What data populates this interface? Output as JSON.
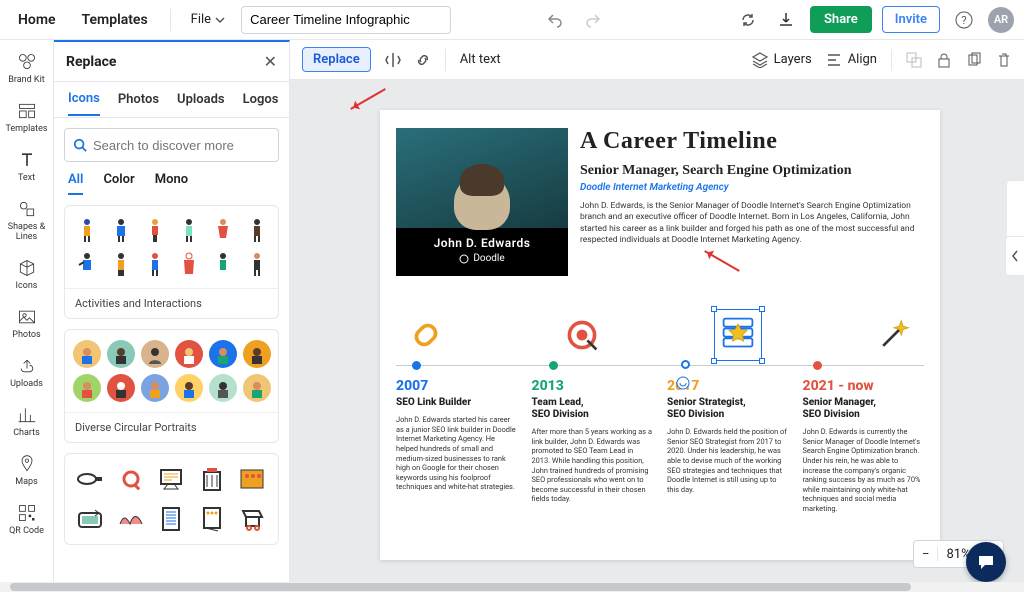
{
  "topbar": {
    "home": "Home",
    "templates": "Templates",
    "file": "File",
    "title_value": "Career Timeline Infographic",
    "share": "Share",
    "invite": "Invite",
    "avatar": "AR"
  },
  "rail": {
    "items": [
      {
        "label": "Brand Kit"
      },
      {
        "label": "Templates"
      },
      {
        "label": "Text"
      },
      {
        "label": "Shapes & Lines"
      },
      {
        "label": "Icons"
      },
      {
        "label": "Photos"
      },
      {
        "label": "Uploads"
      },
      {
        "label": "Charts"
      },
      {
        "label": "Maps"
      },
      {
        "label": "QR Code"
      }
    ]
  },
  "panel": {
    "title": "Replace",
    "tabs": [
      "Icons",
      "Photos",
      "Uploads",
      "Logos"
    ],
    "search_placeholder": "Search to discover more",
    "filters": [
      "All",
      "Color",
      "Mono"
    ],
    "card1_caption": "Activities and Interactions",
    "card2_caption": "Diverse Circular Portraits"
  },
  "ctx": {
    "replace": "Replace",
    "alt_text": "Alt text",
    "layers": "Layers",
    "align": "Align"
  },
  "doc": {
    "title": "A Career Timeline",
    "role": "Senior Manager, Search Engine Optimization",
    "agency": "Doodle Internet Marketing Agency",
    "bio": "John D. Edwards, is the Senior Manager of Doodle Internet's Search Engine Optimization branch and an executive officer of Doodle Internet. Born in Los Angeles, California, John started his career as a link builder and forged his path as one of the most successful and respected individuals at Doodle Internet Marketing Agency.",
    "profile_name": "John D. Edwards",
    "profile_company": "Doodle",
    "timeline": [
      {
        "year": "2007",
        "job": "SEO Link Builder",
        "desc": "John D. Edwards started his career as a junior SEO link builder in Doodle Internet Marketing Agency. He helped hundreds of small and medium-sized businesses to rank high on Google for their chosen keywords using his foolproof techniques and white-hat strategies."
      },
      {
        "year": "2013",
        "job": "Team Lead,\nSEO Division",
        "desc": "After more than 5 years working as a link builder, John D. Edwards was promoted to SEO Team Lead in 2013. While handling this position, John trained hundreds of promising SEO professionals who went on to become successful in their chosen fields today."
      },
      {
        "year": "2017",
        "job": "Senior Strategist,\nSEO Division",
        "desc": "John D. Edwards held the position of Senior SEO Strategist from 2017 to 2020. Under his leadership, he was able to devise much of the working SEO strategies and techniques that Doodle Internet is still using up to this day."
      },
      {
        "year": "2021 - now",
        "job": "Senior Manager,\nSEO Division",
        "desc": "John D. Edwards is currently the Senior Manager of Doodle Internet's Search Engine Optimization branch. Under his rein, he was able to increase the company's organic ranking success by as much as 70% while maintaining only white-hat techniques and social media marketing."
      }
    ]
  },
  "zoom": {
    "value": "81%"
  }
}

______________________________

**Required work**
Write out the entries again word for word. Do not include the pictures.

**Response for this exercise**
What data populates this interface? Output as JSON.
{
  "topbar": {
    "home": "Home",
    "templates": "Templates",
    "file": "File",
    "title_value": "Career Timeline Infographic",
    "share": "Share",
    "invite": "Invite",
    "avatar": "AR"
  },
  "rail": {
    "items": [
      {
        "label": "Brand Kit"
      },
      {
        "label": "Templates"
      },
      {
        "label": "Text"
      },
      {
        "label": "Shapes & Lines"
      },
      {
        "label": "Icons"
      },
      {
        "label": "Photos"
      },
      {
        "label": "Uploads"
      },
      {
        "label": "Charts"
      },
      {
        "label": "Maps"
      },
      {
        "label": "QR Code"
      }
    ]
  },
  "panel": {
    "title": "Replace",
    "tabs": [
      "Icons",
      "Photos",
      "Uploads",
      "Logos"
    ],
    "search_placeholder": "Search to discover more",
    "filters": [
      "All",
      "Color",
      "Mono"
    ],
    "card1_caption": "Activities and Interactions",
    "card2_caption": "Diverse Circular Portraits"
  },
  "ctx": {
    "replace": "Replace",
    "alt_text": "Alt text",
    "layers": "Layers",
    "align": "Align"
  },
  "doc": {
    "title": "A Career Timeline",
    "role": "Senior Manager, Search Engine Optimization",
    "agency": "Doodle Internet Marketing Agency",
    "bio": "John D. Edwards, is the Senior Manager of Doodle Internet's Search Engine Optimization branch and an executive officer of Doodle Internet. Born in Los Angeles, California, John started his career as a link builder and forged his path as one of the most successful and respected individuals at Doodle Internet Marketing Agency.",
    "profile_name": "John D. Edwards",
    "profile_company": "Doodle",
    "timeline": [
      {
        "year": "2007",
        "job": "SEO Link Builder",
        "desc": "John D. Edwards started his career as a junior SEO link builder in Doodle Internet Marketing Agency. He helped hundreds of small and medium-sized businesses to rank high on Google for their chosen keywords using his foolproof techniques and white-hat strategies."
      },
      {
        "year": "2013",
        "job": "Team Lead,\nSEO Division",
        "desc": "After more than 5 years working as a link builder, John D. Edwards was promoted to SEO Team Lead in 2013. While handling this position, John trained hundreds of promising SEO professionals who went on to become successful in their chosen fields today."
      },
      {
        "year": "2017",
        "job": "Senior Strategist,\nSEO Division",
        "desc": "John D. Edwards held the position of Senior SEO Strategist from 2017 to 2020. Under his leadership, he was able to devise much of the working SEO strategies and techniques that Doodle Internet is still using up to this day."
      },
      {
        "year": "2021 - now",
        "job": "Senior Manager,\nSEO Division",
        "desc": "John D. Edwards is currently the Senior Manager of Doodle Internet's Search Engine Optimization branch. Under his rein, he was able to increase the company's organic ranking success by as much as 70% while maintaining only white-hat techniques and social media marketing."
      }
    ]
  },
  "zoom": {
    "value": "81%"
  }
}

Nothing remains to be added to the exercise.